The twilight of the gods is past, and in this dark midnight we search for the poem of Being. As for me? I’m chilling and laughing at the edge of the universe, where space and time escaped through the vanishing point; laughing and dancing with those crazy quarks and bosons. You never know what they’ll do next! And while you’re here, look over the edge! Don’t be afraid – I promise you’ll laugh too. There is no hell full of tortured souls down there after all.

We have yet to reorient ourselves and find a truer path to the grounding of Being. As Heidegger described our desolate time:

Wir kommen für die Götter zu spät und zu früh für das Sein, dessen angefangenes Gedicht ist der Mensch.

2 thoughts on “On the Question of Christianity as a Pillar of Western Civilization

Leave a Reply

Fill in your details below or click an icon to log in:

WordPress.com Logo

You are commenting using your WordPress.com account. Log Out /  Change )

Facebook photo

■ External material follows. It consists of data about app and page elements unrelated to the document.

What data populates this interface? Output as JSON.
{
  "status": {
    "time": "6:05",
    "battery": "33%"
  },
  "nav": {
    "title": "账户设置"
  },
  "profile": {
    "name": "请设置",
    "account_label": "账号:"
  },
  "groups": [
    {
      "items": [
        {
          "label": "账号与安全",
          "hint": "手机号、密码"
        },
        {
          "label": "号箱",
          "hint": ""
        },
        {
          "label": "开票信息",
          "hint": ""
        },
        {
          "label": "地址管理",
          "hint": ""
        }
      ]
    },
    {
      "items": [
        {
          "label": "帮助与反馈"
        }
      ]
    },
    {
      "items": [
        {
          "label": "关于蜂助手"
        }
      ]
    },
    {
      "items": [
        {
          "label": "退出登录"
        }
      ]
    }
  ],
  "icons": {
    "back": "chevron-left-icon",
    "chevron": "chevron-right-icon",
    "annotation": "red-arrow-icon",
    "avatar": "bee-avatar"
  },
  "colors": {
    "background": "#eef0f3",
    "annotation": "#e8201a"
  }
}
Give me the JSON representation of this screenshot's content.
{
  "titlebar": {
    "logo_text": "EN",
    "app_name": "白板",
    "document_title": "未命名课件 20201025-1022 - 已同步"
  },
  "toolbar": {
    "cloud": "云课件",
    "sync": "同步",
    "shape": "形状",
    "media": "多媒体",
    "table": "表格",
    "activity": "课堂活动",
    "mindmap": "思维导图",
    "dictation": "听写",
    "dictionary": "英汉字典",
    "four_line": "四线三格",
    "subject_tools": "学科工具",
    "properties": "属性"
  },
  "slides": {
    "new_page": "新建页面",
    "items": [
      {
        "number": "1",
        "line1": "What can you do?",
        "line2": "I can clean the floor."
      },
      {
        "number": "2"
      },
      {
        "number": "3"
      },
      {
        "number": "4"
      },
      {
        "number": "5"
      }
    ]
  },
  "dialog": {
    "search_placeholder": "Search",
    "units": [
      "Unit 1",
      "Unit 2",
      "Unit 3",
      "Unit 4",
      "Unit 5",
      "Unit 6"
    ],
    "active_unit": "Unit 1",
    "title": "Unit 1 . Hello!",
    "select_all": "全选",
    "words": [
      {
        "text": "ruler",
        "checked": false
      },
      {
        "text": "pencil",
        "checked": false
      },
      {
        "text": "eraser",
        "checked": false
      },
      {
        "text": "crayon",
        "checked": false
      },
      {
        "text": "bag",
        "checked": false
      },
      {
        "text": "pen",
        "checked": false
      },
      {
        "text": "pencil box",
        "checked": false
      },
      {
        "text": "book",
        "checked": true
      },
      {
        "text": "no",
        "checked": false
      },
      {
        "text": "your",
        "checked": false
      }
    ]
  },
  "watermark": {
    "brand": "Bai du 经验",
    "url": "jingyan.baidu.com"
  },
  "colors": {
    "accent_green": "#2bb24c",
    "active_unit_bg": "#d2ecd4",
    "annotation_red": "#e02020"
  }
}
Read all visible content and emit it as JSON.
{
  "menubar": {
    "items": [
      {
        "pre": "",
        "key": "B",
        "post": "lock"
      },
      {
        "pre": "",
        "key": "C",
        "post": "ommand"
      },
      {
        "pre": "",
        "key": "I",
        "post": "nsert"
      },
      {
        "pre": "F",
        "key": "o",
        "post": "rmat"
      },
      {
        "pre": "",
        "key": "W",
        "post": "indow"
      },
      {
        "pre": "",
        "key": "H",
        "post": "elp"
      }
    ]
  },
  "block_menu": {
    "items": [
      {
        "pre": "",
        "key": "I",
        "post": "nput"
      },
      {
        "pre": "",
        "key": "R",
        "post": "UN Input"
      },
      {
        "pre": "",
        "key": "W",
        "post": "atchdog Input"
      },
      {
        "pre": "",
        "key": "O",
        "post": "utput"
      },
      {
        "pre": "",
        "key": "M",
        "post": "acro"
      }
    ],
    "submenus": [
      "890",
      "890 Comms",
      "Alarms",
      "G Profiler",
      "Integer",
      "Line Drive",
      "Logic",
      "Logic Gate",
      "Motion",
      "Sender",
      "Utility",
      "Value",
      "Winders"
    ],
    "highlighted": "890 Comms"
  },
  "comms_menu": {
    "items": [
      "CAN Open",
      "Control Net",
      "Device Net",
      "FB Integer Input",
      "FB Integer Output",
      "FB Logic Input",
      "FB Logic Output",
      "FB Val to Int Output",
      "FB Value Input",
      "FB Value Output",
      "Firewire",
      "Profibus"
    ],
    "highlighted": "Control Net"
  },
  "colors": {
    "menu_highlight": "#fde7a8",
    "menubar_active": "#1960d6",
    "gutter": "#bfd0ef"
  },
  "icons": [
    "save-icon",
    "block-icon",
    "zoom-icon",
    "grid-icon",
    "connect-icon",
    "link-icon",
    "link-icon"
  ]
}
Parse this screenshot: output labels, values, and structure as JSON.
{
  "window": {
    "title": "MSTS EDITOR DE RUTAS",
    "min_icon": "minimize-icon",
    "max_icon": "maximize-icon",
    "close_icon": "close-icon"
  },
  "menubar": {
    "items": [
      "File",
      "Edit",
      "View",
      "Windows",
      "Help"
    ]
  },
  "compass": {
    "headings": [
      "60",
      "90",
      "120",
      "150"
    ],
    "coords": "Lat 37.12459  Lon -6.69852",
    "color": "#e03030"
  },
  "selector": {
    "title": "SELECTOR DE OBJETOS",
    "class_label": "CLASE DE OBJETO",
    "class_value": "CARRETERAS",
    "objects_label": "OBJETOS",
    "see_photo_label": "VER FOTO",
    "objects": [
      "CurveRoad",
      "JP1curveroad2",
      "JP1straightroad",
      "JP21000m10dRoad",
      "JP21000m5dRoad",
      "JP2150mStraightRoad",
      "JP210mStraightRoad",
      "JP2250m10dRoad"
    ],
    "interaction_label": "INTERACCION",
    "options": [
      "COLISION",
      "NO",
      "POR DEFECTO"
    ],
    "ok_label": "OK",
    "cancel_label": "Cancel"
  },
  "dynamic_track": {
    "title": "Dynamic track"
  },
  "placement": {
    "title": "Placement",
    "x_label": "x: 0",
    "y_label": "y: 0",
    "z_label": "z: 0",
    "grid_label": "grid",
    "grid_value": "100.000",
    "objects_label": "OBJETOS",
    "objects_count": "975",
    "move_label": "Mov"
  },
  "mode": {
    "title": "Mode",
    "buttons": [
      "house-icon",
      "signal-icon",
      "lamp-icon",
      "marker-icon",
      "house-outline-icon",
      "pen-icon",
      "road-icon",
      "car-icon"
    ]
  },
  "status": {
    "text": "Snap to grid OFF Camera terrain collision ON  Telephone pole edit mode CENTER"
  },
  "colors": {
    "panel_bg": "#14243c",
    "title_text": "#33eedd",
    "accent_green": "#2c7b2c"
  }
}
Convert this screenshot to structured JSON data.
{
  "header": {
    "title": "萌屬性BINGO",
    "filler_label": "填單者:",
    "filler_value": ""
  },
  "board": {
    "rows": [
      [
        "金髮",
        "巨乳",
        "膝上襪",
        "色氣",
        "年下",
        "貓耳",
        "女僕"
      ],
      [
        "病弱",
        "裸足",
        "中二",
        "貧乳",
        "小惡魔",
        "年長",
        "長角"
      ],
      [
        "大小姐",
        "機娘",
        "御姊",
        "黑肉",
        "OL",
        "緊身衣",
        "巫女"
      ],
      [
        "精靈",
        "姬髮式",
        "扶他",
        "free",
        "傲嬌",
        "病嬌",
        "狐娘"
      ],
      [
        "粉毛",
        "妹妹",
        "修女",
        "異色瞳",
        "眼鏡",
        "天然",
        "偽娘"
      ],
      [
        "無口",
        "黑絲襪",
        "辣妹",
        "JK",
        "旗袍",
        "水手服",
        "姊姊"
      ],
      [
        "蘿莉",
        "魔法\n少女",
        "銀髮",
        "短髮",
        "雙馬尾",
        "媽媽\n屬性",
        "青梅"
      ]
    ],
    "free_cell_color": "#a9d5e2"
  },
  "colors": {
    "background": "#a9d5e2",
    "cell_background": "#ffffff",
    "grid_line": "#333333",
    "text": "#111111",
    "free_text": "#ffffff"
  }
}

You are commenting using your Facebook account. Log Out /  Change )

Connecting to %s

%d bloggers like this: